While IDM has never quite fallen out of favour in the techno scene, in recent times it seems to be more popular than it has been in a while. Seemingly, producers have begun to look past the rhythmic complexities and experimentation for its own sake that have led to some scoffing at the genre, instead creating music that evokes the beautiful melodicism that was a big part of so much of the music that led to the definition of the term in the 90s. In 2022, listeners have already enjoyed a fantastic example of the style in Kangding Ray’s Ultrachroma, and now we have to add You, the debut album from Yugen, one of the projects of Dutchman Han Frissen, boss of the Konstrukt label. Out on Semantica, a label more typically known for cerebral, yet dark strains of techno and IDM, You is a bright, refreshing take on ambient techno with new age leanings.

You’s 40-minute runtime covers a lot of musical ground, but comes back to a few staples, like the big, complex lead melodies that are present in almost every track. Laid over elaborate, glitchy percussion, the talented Yugen creates a textural contrast that adds a humanising effect instead of causing friction in the music. Toraberu is an early highlight of this and the album’s highlight, while Oblivion shows how the sound still works with a more plaintive and nervous approach. An inverse of the idea is also seen in some points, where the rhythm section has a more organic, groovy tone and the melodies become more mechanical, like on Seclusio, which has a trip-hop energy with a funk bassline and breakbeats, but uses shards of bleeps and warbles to fill out the main melody alongside billowing pads.

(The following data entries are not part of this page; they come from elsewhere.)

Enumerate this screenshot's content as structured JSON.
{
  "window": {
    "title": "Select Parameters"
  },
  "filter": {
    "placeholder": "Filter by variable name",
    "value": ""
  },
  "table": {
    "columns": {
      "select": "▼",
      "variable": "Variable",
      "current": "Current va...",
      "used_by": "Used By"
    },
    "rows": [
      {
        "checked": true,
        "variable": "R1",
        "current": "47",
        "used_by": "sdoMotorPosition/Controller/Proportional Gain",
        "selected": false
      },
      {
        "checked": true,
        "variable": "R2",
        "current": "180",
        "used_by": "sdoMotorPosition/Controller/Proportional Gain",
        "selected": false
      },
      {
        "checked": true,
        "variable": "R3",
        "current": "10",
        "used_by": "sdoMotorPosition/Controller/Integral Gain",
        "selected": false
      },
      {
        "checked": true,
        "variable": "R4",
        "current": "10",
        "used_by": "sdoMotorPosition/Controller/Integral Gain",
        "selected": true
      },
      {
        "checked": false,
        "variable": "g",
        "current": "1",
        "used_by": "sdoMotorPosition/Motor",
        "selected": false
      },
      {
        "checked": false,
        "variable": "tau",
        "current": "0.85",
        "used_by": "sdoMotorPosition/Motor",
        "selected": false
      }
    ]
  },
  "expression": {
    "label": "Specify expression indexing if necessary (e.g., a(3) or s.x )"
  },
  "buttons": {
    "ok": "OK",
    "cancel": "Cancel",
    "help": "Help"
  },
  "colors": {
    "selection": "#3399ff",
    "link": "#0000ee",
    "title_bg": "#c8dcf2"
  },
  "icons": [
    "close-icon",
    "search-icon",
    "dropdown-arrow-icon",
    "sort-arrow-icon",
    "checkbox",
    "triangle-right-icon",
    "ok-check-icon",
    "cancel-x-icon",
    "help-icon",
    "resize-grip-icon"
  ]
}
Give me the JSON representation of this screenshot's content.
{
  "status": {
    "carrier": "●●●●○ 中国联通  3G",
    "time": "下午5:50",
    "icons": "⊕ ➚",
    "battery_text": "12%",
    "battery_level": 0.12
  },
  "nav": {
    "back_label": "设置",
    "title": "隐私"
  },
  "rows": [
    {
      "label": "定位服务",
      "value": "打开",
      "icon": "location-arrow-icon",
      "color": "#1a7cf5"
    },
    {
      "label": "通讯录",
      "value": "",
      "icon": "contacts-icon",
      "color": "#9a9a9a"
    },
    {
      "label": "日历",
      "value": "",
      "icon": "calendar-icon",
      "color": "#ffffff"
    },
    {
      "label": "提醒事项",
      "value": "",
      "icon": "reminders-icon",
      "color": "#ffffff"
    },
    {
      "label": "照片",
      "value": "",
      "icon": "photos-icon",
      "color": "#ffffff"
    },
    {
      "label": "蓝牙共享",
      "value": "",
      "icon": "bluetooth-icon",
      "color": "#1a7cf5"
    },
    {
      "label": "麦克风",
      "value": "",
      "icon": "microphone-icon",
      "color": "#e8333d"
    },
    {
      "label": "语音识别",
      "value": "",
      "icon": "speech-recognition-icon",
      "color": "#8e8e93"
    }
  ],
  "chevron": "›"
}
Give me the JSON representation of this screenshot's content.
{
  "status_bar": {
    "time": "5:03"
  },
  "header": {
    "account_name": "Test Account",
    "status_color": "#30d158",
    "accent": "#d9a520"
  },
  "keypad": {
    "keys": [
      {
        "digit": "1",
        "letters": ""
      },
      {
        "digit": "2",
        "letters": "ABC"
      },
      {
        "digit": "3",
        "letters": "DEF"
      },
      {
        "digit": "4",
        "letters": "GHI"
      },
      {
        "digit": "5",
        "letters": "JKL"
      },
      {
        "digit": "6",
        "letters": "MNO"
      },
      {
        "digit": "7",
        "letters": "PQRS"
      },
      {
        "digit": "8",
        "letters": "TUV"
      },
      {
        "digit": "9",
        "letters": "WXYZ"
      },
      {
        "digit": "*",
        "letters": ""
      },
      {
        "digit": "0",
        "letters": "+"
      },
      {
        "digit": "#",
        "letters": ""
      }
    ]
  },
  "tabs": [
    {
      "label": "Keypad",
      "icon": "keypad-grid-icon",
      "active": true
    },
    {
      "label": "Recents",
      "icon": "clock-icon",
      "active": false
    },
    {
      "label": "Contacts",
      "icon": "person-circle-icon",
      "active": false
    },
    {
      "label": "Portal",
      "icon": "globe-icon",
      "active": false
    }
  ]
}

As mentioned above, new age is a touchpoint throughout the album, but this doesn’t mean this is a clichéd bit of background music for a massage parlour. Instead, the ideas of new age music are present in how the album synthesises organic and electronic ideas as well as the focus on slow progression on a journey over the duration of a track. Resfaber, the intro to the album, even nods towards the “fourth world” concept with its syncopated hand drums and flute melodies. Although definitely not a dancefloor album, techno still serves to root the release, culminating with Inves, which starts off as straight-forward, subaquatic techno, taking half its runtime before an angelic harp melody brings the track more in line with the rest of the album, letting the listener go on a high note.

You is out now on cassette and in digital format from Semantica Records’s Bandcamp.